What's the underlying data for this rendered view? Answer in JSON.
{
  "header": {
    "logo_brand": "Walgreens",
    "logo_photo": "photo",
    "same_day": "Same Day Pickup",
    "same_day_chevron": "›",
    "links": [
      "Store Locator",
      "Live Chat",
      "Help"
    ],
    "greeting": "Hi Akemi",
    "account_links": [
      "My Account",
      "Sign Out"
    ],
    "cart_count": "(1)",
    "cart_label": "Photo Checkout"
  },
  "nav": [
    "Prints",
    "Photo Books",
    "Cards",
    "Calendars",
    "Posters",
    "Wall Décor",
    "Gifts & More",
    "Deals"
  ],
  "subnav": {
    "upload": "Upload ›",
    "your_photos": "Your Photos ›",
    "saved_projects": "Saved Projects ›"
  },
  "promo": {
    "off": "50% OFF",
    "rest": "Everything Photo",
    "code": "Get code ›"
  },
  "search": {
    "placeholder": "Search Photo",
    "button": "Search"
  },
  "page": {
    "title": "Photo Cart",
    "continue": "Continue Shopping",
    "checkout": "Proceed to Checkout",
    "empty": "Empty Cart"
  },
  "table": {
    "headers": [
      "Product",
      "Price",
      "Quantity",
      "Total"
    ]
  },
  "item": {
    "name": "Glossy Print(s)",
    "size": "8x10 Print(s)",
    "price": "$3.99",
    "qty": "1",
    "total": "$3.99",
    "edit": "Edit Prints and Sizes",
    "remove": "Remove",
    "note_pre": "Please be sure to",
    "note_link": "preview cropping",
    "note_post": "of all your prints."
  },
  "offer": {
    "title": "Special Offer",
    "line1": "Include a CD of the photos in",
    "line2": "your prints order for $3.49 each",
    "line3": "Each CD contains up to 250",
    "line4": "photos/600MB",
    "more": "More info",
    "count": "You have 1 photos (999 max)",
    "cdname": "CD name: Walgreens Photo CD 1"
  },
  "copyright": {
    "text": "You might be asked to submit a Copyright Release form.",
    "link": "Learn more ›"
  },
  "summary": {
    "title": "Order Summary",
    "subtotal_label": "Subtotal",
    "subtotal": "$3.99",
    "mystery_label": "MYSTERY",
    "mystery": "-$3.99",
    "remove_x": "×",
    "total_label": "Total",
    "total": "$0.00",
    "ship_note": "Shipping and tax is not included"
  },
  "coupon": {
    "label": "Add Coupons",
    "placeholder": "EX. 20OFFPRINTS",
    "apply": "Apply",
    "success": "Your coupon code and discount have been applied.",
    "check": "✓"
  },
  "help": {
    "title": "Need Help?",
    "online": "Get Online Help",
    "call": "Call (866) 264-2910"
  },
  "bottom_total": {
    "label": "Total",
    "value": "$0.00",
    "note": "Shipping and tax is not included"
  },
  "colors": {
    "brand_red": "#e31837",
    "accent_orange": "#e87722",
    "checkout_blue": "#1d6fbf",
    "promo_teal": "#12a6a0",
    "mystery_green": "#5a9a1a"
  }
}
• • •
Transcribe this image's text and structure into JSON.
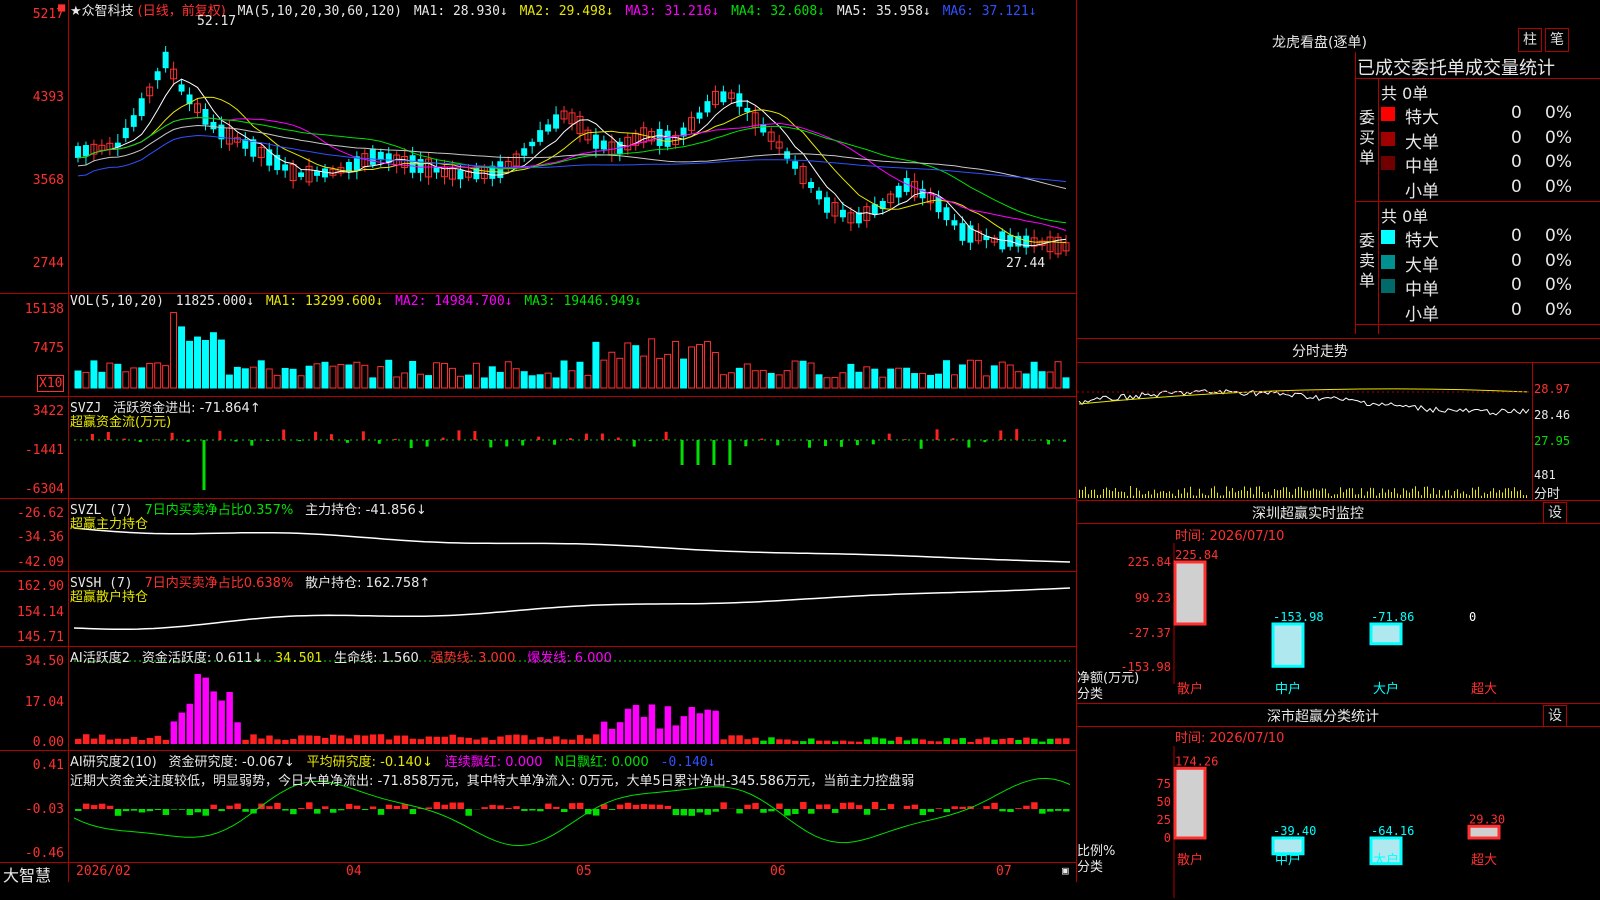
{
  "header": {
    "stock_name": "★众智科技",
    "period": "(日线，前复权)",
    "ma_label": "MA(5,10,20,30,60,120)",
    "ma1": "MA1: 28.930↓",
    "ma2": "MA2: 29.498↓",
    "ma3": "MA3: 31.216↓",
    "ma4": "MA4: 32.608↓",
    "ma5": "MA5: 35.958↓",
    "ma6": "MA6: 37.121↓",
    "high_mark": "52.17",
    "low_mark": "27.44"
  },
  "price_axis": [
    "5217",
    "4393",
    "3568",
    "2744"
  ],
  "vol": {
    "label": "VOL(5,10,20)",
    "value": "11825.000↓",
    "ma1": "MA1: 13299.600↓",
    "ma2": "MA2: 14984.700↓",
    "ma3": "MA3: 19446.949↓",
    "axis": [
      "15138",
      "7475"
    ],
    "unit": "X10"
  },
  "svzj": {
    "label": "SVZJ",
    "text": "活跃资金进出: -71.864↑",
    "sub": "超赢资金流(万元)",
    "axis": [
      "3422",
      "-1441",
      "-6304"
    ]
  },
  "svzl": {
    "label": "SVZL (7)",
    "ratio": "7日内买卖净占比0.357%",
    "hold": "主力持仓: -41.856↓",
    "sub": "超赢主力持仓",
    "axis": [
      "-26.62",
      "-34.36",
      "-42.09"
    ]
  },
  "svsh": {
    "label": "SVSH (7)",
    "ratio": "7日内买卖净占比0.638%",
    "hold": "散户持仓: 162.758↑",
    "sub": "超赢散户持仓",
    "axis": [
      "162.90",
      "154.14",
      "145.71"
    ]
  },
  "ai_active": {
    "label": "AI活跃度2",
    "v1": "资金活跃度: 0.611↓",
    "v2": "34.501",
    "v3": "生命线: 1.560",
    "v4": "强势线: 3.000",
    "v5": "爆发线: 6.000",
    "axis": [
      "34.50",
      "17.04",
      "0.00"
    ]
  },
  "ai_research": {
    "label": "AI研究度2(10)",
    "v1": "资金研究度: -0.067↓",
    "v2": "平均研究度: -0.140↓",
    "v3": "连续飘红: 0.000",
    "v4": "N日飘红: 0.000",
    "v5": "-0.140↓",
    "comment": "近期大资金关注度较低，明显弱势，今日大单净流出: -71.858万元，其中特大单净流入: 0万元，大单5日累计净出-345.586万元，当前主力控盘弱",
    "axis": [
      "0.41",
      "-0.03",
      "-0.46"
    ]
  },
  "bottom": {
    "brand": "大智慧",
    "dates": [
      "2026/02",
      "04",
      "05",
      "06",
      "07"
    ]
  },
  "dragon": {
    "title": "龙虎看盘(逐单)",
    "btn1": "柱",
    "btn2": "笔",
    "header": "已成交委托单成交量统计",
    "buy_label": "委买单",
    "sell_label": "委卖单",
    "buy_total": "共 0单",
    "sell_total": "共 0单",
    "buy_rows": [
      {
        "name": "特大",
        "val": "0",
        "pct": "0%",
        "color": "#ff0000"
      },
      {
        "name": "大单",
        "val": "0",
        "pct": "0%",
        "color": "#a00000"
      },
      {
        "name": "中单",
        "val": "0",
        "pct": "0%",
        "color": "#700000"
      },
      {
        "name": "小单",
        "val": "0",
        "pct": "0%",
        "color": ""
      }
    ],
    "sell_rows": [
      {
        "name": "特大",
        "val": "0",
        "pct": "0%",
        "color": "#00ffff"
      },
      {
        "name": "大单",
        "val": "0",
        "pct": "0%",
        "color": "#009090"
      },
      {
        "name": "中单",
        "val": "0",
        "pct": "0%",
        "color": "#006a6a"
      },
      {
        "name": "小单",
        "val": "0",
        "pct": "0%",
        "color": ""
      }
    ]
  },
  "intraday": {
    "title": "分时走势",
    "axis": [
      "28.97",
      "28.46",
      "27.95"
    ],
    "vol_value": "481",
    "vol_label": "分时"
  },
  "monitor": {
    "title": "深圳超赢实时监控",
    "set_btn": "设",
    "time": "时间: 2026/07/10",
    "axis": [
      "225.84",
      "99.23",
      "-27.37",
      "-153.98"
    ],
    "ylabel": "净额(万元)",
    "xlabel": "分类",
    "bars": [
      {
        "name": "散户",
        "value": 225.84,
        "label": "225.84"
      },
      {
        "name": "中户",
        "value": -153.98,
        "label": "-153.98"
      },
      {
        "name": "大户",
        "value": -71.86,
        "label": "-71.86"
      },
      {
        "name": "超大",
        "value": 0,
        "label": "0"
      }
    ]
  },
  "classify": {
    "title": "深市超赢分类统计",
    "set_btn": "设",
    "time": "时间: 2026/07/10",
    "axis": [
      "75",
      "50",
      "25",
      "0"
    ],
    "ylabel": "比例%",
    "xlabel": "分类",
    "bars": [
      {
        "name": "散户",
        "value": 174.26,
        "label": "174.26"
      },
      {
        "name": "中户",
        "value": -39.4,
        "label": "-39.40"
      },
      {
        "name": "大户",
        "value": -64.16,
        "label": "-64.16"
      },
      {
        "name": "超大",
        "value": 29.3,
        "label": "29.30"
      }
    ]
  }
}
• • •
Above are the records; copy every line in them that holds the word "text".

    "text": "You might be asked to submit a Copyright Release form.",
Transcribe this image's text and structure into JSON.
    "text": "活跃资金进出: -71.864↑",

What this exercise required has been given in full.